Citizen science monitoring reveals links between honeybee health, pesticide exposure and seasonal availability of floral resources

Woodcock, Ben A. ORCID:; Oliver, Anna E.; Newbold, Lindsay K. ORCID:; Gweon, H. Soon; Read, Daniel S. ORCID:; Sayed, Ujala; Savage, Joanna; Bacon, Jim; Upcott, Emily; Howell, Katherine; Turvey, Katharine; Roy, David B. ORCID:; Pereira, M. Gloria ORCID:; Sleep, Darren ORCID:; Greenop, Arran; Pywell, Richard ORCID: 2022 Citizen science monitoring reveals links between honeybee health, pesticide exposure and seasonal availability of floral resources. Scientific Reports, 12, 14331. 13, pp.

Before downloading, please read NORA policies.
N534880JA.pdf - Published Version
Available under License Creative Commons Attribution 4.0.

Download (2MB) | Preview


We use a national citizen science monitoring scheme to quantify how agricultural intensification affects honeybee diet breadth (number of plant species). To do this we used DNA metabarcoding to identify the plants present in 527 honey samples collected in 2019 across Great Britain. The species richness of forage plants was negatively correlated with arable cropping area, although this was only found early in the year when the abundance of flowering plants was more limited. Within intensively farmed areas, honeybee diets were dominated by Brassica crops (including oilseed rape). We demonstrate how the structure and complexity of honeybee foraging relationships with plants is negatively affected by the area of arable crops surrounding hives. Using information collected from the beekeepers on the incidence of an economically damaging bee disease (Deformed Wing Virus) we found that the occurrence of this disease increased where bees foraged in agricultural land where there was a high use of foliar insecticides. Understanding impacts of land use on resource availability is fundamental to assessing long-term viability of pollinator populations. These findings highlight the importance of supporting temporally timed resources as mitigation strategies to support wider pollinator population viability.

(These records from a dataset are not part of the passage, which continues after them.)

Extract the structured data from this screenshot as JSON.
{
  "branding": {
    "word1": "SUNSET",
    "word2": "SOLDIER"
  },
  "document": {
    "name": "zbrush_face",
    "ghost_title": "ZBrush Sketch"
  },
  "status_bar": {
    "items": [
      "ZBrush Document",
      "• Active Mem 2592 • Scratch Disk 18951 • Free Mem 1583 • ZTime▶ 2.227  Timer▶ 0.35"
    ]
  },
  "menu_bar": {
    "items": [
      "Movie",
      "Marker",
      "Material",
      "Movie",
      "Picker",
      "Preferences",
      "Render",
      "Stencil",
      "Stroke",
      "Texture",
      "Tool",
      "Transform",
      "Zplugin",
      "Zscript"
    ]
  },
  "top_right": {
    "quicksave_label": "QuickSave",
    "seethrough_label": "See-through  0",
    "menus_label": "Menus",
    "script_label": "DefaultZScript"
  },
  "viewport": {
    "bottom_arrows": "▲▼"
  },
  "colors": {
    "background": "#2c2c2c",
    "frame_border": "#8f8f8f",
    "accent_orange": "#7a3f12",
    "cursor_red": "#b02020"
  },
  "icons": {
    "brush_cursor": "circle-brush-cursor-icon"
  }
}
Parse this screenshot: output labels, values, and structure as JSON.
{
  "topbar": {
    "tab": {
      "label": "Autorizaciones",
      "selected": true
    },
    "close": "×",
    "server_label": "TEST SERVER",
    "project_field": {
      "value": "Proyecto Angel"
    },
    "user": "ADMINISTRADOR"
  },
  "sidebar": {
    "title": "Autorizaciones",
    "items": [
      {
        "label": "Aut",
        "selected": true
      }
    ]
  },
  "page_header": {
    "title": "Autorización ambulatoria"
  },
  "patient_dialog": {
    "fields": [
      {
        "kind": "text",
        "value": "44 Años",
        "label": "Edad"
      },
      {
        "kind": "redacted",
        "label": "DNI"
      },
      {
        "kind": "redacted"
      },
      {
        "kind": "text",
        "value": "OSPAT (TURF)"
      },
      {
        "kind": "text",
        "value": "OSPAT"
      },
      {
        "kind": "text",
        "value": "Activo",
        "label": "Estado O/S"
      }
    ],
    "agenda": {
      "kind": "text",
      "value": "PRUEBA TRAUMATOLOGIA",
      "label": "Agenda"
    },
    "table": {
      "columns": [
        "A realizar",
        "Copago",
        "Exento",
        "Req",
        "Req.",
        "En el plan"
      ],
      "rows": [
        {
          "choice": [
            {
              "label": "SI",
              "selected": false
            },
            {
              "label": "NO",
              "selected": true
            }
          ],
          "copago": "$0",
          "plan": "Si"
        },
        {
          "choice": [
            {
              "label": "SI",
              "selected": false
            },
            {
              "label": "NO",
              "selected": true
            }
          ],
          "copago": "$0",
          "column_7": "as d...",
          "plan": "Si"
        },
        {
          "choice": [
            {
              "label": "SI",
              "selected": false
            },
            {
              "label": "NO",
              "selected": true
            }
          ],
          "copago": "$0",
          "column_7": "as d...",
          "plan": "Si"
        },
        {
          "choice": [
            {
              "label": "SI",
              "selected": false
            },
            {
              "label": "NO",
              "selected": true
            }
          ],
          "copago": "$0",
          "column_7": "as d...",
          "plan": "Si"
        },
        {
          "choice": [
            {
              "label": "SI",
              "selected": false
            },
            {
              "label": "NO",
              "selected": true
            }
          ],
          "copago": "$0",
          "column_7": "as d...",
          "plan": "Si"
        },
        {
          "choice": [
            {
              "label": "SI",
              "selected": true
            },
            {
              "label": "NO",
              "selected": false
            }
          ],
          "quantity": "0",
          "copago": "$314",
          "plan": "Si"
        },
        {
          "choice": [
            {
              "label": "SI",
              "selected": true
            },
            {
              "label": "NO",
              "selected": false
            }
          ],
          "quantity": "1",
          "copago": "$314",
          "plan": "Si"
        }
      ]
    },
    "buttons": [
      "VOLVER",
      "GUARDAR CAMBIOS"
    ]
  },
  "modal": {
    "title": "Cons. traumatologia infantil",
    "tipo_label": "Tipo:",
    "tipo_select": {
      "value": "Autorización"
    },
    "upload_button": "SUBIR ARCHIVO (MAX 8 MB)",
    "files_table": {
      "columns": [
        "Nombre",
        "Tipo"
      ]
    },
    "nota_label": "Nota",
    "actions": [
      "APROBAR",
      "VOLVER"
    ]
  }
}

Item Type: Publication - Article
Digital Object Identifier (DOI):
UKCEH and CEH Sections/Science Areas: Biodiversity (Science Area 2017-)
Soils and Land Use (Science Area 2017-)
Pollution (Science Area 2017-)
ISSN: 2045-2322
Additional Information. Not used in RCUK Gateway to Research.: Open Access paper - full text available via Official URL link.
Additional Keywords: agroecology, biodiversity, ecosystem services, environmental impact
NORA Subject Terms: Agriculture and Soil Science
Biology and Microbiology
Date made live: 05 Jul 2023 15:14 +0 (UTC)

Actions (login required)

View Item View Item

Document Downloads

Downloads for past 30 days

Downloads per month over past year

More statistics for this item...